[Entries from a dataset of interfaces]
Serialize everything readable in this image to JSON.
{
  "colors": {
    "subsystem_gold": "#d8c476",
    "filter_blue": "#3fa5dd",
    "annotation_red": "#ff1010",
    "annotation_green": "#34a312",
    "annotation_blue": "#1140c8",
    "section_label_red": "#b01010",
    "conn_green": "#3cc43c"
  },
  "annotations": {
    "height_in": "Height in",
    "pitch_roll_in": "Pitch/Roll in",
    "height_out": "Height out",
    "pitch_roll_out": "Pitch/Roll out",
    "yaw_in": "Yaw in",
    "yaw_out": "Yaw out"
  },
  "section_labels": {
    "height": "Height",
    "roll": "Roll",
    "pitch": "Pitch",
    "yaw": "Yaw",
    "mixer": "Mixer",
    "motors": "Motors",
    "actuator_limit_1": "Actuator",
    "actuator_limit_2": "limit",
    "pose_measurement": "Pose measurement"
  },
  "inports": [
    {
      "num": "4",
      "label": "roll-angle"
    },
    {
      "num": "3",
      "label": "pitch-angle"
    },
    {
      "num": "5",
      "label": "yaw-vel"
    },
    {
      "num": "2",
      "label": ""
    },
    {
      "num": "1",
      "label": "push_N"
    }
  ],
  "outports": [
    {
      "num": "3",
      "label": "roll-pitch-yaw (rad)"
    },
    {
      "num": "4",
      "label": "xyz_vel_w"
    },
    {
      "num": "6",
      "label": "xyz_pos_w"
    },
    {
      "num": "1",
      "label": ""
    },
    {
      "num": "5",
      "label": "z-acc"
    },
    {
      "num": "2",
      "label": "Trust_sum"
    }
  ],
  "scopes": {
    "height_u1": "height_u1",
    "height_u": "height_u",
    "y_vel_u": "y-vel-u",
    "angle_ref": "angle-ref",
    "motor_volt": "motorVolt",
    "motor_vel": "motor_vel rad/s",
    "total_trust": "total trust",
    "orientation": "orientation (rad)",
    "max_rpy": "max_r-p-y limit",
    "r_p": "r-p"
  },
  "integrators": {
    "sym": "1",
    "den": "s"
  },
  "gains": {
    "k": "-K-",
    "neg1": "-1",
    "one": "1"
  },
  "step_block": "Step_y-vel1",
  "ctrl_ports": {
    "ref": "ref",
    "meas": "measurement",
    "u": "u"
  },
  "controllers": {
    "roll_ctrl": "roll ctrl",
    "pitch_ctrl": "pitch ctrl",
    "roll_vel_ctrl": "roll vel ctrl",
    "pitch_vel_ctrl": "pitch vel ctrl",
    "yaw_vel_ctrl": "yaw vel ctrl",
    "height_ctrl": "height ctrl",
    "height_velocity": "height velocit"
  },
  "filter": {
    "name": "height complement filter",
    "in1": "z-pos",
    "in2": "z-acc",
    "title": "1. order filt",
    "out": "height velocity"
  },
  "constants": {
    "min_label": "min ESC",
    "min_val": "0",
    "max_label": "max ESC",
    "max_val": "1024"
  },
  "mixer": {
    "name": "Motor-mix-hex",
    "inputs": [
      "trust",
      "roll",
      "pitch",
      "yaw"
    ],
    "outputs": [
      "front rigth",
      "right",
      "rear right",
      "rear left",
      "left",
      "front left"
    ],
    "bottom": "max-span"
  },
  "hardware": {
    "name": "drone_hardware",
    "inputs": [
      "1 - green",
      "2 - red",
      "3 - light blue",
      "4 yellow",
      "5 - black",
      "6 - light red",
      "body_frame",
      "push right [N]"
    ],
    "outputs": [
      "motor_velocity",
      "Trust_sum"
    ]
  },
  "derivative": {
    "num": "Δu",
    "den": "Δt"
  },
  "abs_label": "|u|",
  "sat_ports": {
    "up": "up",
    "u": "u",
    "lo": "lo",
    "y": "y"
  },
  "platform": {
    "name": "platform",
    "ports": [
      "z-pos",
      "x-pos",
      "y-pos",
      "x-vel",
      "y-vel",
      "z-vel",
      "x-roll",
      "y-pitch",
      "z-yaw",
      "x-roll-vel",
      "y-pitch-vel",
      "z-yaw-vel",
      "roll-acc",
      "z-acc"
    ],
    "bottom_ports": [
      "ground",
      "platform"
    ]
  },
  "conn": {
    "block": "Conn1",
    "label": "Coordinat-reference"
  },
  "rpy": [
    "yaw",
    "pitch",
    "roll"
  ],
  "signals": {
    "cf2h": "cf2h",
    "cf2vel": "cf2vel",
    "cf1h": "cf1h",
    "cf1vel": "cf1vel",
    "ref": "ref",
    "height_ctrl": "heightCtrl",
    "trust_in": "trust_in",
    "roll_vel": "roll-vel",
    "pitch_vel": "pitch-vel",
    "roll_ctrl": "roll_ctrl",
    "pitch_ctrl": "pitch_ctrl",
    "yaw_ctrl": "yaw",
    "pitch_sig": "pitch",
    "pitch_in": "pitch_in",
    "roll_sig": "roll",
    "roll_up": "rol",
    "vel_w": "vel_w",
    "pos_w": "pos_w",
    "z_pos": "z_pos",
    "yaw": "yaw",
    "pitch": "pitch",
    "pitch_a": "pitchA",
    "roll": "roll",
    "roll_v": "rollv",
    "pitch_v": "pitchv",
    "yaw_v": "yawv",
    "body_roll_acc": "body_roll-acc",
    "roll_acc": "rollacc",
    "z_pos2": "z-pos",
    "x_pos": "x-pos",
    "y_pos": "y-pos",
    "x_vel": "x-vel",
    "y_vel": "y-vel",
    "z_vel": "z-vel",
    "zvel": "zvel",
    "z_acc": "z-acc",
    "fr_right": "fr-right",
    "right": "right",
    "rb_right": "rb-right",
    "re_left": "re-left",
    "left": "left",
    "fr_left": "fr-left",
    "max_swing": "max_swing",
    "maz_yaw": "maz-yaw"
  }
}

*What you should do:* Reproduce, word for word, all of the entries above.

*The completed task:*
Serialize everything readable in this image to JSON.
{
  "colors": {
    "subsystem_gold": "#d8c476",
    "filter_blue": "#3fa5dd",
    "annotation_red": "#ff1010",
    "annotation_green": "#34a312",
    "annotation_blue": "#1140c8",
    "section_label_red": "#b01010",
    "conn_green": "#3cc43c"
  },
  "annotations": {
    "height_in": "Height in",
    "pitch_roll_in": "Pitch/Roll in",
    "height_out": "Height out",
    "pitch_roll_out": "Pitch/Roll out",
    "yaw_in": "Yaw in",
    "yaw_out": "Yaw out"
  },
  "section_labels": {
    "height": "Height",
    "roll": "Roll",
    "pitch": "Pitch",
    "yaw": "Yaw",
    "mixer": "Mixer",
    "motors": "Motors",
    "actuator_limit_1": "Actuator",
    "actuator_limit_2": "limit",
    "pose_measurement": "Pose measurement"
  },
  "inports": [
    {
      "num": "4",
      "label": "roll-angle"
    },
    {
      "num": "3",
      "label": "pitch-angle"
    },
    {
      "num": "5",
      "label": "yaw-vel"
    },
    {
      "num": "2",
      "label": ""
    },
    {
      "num": "1",
      "label": "push_N"
    }
  ],
  "outports": [
    {
      "num": "3",
      "label": "roll-pitch-yaw (rad)"
    },
    {
      "num": "4",
      "label": "xyz_vel_w"
    },
    {
      "num": "6",
      "label": "xyz_pos_w"
    },
    {
      "num": "1",
      "label": ""
    },
    {
      "num": "5",
      "label": "z-acc"
    },
    {
      "num": "2",
      "label": "Trust_sum"
    }
  ],
  "scopes": {
    "height_u1": "height_u1",
    "height_u": "height_u",
    "y_vel_u": "y-vel-u",
    "angle_ref": "angle-ref",
    "motor_volt": "motorVolt",
    "motor_vel": "motor_vel rad/s",
    "total_trust": "total trust",
    "orientation": "orientation (rad)",
    "max_rpy": "max_r-p-y limit",
    "r_p": "r-p"
  },
  "integrators": {
    "sym": "1",
    "den": "s"
  },
  "gains": {
    "k": "-K-",
    "neg1": "-1",
    "one": "1"
  },
  "step_block": "Step_y-vel1",
  "ctrl_ports": {
    "ref": "ref",
    "meas": "measurement",
    "u": "u"
  },
  "controllers": {
    "roll_ctrl": "roll ctrl",
    "pitch_ctrl": "pitch ctrl",
    "roll_vel_ctrl": "roll vel ctrl",
    "pitch_vel_ctrl": "pitch vel ctrl",
    "yaw_vel_ctrl": "yaw vel ctrl",
    "height_ctrl": "height ctrl",
    "height_velocity": "height velocit"
  },
  "filter": {
    "name": "height complement filter",
    "in1": "z-pos",
    "in2": "z-acc",
    "title": "1. order filt",
    "out": "height velocity"
  },
  "constants": {
    "min_label": "min ESC",
    "min_val": "0",
    "max_label": "max ESC",
    "max_val": "1024"
  },
  "mixer": {
    "name": "Motor-mix-hex",
    "inputs": [
      "trust",
      "roll",
      "pitch",
      "yaw"
    ],
    "outputs": [
      "front rigth",
      "right",
      "rear right",
      "rear left",
      "left",
      "front left"
    ],
    "bottom": "max-span"
  },
  "hardware": {
    "name": "drone_hardware",
    "inputs": [
      "1 - green",
      "2 - red",
      "3 - light blue",
      "4 yellow",
      "5 - black",
      "6 - light red",
      "body_frame",
      "push right [N]"
    ],
    "outputs": [
      "motor_velocity",
      "Trust_sum"
    ]
  },
  "derivative": {
    "num": "Δu",
    "den": "Δt"
  },
  "abs_label": "|u|",
  "sat_ports": {
    "up": "up",
    "u": "u",
    "lo": "lo",
    "y": "y"
  },
  "platform": {
    "name": "platform",
    "ports": [
      "z-pos",
      "x-pos",
      "y-pos",
      "x-vel",
      "y-vel",
      "z-vel",
      "x-roll",
      "y-pitch",
      "z-yaw",
      "x-roll-vel",
      "y-pitch-vel",
      "z-yaw-vel",
      "roll-acc",
      "z-acc"
    ],
    "bottom_ports": [
      "ground",
      "platform"
    ]
  },
  "conn": {
    "block": "Conn1",
    "label": "Coordinat-reference"
  },
  "rpy": [
    "yaw",
    "pitch",
    "roll"
  ],
  "signals": {
    "cf2h": "cf2h",
    "cf2vel": "cf2vel",
    "cf1h": "cf1h",
    "cf1vel": "cf1vel",
    "ref": "ref",
    "height_ctrl": "heightCtrl",
    "trust_in": "trust_in",
    "roll_vel": "roll-vel",
    "pitch_vel": "pitch-vel",
    "roll_ctrl": "roll_ctrl",
    "pitch_ctrl": "pitch_ctrl",
    "yaw_ctrl": "yaw",
    "pitch_sig": "pitch",
    "pitch_in": "pitch_in",
    "roll_sig": "roll",
    "roll_up": "rol",
    "vel_w": "vel_w",
    "pos_w": "pos_w",
    "z_pos": "z_pos",
    "yaw": "yaw",
    "pitch": "pitch",
    "pitch_a": "pitchA",
    "roll": "roll",
    "roll_v": "rollv",
    "pitch_v": "pitchv",
    "yaw_v": "yawv",
    "body_roll_acc": "body_roll-acc",
    "roll_acc": "rollacc",
    "z_pos2": "z-pos",
    "x_pos": "x-pos",
    "y_pos": "y-pos",
    "x_vel": "x-vel",
    "y_vel": "y-vel",
    "z_vel": "z-vel",
    "zvel": "zvel",
    "z_acc": "z-acc",
    "fr_right": "fr-right",
    "right": "right",
    "rb_right": "rb-right",
    "re_left": "re-left",
    "left": "left",
    "fr_left": "fr-left",
    "max_swing": "max_swing",
    "maz_yaw": "maz-yaw"
  }
}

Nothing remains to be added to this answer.